Diminishing technical resources
Even established, legacy airlines are not immune to accidents. (Canadian Transportation Safety Board)
A potential disadvantage of a shift in the balance of administrative and technical capability is that the technical resource of the regulator as an asset for the industry may diminish and the airlines may then have greater potential to mislead a less-expert regulator. Additionally, SMS, if properly executed, may place less economic burden on the regulator and more on the industry. The vulnerability is that, if an operator is financially challenged, it may produce an ‘economical’ SMS that may be no more than a copy-and-paste of written material that talks the talk but does not walk the walk of any substantive safety practice.
The uncertainty of interpretation of regulation and the ‘system’ part of safety, management can work together to belie the common sense that an SMS really is and turn it into something of such impenetrable techno-bureaucratic complexity that it becomes an area of specialisation that requires an expert. Airlines can outsource this expertise to an SMS commercial consultancy. In this regard marketable features of such a product, such as the protection of the board (the customer) from blame and the claim that the SMS can allow a greater level of productivity for a given level of safety compliance, become potentially biasing factors that undermine the intent of the SMS.
A further disadvantage is the formation of commercial bandwagons. Here the vulnerability is that the commercial providers overemphasise the need for their service such that safety resource is misappropriated within the industry, because airline managers have been persuaded that their greatest risk lies in the area promoted by the commercial band wagoneers.
Because the effectiveness of an SMS depends so much on the will of the operator, we can see how a SMS may make safe operators safer and other operators less safe. Conflicting interest is the fly in the ointment of SMS. The control of such conflicts is too often assumed to be sufficiently safeguarded by vague, easily coerced, aspirational factors such as ‘trust’ and ‘safety culture’. In general, not only might trust-based SMS not work if there are conflicting interests, they might make things much worse. If instead of policing traffic speeds, we relied on drivers’ self-reports of their speeding violations, not only might we expect drivers to not report their speeding but also that they might speed more often.

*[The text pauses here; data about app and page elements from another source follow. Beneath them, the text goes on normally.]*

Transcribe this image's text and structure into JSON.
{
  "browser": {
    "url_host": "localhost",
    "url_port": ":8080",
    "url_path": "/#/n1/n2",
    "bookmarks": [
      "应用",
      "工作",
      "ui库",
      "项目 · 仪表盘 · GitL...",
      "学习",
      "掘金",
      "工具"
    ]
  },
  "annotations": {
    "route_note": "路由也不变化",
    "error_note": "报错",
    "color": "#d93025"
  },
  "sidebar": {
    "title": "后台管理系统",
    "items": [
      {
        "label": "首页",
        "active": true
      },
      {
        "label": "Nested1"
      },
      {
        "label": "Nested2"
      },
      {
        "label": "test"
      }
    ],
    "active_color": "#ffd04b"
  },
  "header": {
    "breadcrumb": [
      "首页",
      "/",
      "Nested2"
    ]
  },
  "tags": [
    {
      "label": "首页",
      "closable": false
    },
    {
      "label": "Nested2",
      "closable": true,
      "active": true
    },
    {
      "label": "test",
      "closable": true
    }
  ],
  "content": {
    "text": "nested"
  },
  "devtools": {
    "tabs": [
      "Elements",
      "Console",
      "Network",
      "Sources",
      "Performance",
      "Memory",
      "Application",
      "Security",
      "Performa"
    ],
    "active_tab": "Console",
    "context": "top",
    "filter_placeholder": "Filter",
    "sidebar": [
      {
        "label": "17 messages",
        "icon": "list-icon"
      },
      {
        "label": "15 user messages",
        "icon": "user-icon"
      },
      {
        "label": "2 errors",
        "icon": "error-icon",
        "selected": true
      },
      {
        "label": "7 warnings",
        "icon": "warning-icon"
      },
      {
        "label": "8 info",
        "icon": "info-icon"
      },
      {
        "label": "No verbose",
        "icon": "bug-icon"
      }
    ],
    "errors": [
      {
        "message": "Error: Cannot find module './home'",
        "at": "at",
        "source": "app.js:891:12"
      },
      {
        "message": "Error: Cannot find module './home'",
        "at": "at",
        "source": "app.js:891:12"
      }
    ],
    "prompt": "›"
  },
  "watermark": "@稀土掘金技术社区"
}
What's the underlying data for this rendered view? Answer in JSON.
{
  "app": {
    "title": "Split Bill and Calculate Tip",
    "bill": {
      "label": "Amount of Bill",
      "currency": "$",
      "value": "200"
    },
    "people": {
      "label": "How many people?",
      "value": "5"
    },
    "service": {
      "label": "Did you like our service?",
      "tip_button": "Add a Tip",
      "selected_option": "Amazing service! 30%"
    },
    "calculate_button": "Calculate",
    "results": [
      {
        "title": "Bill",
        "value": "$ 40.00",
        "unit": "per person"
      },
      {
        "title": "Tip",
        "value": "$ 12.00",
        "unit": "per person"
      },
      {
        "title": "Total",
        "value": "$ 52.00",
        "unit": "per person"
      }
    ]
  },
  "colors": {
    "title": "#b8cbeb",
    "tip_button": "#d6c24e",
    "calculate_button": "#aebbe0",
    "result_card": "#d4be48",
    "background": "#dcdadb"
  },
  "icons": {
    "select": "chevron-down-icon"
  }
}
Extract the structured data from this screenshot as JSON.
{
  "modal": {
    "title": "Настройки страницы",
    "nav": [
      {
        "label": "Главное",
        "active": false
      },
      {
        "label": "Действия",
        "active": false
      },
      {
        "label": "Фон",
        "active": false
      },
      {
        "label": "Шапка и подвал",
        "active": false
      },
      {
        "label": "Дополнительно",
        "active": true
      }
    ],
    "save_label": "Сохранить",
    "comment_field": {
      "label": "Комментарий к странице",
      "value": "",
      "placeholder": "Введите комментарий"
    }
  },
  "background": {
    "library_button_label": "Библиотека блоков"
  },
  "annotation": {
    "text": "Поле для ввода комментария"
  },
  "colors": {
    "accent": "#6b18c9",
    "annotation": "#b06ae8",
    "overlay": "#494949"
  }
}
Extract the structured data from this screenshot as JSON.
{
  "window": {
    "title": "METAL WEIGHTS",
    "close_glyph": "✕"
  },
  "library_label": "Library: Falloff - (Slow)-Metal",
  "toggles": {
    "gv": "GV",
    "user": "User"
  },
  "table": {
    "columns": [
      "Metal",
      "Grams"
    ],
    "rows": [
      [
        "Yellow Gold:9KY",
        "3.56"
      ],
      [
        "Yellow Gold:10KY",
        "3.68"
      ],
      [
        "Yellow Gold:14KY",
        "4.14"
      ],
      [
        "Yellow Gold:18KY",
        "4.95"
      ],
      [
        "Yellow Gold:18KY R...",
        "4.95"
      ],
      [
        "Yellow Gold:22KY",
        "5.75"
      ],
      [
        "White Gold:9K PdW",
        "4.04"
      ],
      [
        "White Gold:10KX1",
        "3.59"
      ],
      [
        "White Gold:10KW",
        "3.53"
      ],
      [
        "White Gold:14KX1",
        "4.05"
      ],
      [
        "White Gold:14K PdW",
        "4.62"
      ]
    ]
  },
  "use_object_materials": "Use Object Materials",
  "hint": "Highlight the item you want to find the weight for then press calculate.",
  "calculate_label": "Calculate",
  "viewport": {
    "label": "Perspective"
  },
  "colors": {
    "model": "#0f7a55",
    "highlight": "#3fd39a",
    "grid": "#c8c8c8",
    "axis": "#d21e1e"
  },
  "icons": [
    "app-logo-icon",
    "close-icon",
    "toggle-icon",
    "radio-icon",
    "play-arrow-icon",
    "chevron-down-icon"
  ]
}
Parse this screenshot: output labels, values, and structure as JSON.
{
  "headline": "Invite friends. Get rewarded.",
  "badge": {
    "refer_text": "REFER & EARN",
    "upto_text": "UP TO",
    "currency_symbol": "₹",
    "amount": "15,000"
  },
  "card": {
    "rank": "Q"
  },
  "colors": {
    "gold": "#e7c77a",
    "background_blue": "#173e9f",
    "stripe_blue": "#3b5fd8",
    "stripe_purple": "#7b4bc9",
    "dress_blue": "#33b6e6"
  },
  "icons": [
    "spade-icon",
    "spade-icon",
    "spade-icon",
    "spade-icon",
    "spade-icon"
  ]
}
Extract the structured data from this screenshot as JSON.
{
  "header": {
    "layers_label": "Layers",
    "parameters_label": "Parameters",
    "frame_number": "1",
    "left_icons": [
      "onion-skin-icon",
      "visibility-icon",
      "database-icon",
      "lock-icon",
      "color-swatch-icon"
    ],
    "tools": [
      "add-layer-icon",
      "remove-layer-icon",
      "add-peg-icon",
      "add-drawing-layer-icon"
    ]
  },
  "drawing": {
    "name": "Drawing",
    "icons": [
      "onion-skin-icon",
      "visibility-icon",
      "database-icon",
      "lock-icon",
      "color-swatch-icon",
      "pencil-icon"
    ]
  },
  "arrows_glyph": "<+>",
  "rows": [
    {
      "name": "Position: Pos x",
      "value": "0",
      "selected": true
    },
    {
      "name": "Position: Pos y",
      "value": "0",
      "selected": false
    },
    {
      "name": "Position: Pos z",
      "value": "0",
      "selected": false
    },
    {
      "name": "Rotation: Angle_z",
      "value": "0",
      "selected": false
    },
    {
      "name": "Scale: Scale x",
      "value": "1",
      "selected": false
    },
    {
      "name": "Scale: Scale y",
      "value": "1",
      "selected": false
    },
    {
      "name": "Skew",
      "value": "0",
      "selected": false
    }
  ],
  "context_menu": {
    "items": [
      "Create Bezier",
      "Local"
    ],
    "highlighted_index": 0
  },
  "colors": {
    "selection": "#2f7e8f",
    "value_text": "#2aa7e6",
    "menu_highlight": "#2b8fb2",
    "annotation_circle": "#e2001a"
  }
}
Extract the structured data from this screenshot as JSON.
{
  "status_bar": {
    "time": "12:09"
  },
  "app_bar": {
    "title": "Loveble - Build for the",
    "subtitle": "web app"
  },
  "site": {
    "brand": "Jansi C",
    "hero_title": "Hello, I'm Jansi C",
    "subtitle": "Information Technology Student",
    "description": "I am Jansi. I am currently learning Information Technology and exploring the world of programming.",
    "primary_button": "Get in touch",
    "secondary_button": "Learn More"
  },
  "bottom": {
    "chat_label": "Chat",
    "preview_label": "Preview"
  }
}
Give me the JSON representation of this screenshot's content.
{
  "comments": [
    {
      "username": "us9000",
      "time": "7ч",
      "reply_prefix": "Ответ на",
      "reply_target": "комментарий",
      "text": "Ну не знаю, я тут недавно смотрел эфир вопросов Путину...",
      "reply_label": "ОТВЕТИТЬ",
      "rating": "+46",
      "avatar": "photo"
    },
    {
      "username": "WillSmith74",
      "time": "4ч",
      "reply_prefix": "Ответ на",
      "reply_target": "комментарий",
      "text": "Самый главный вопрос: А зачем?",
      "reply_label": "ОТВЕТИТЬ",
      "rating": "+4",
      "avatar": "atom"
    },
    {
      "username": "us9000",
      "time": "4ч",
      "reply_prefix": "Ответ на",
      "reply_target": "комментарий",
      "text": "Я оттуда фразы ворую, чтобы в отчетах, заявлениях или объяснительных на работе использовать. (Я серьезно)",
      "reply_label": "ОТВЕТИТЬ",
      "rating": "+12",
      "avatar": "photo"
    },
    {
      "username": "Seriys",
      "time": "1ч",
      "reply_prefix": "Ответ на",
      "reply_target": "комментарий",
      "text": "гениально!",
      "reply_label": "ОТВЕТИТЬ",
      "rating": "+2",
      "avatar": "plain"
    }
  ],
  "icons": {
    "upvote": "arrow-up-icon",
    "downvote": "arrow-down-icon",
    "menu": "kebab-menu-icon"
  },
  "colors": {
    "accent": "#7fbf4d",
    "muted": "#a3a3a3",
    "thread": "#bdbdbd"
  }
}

SMS, if not sufficiently safeguarded against conflicting interest, can be a naïve approach that may undermine flight safety.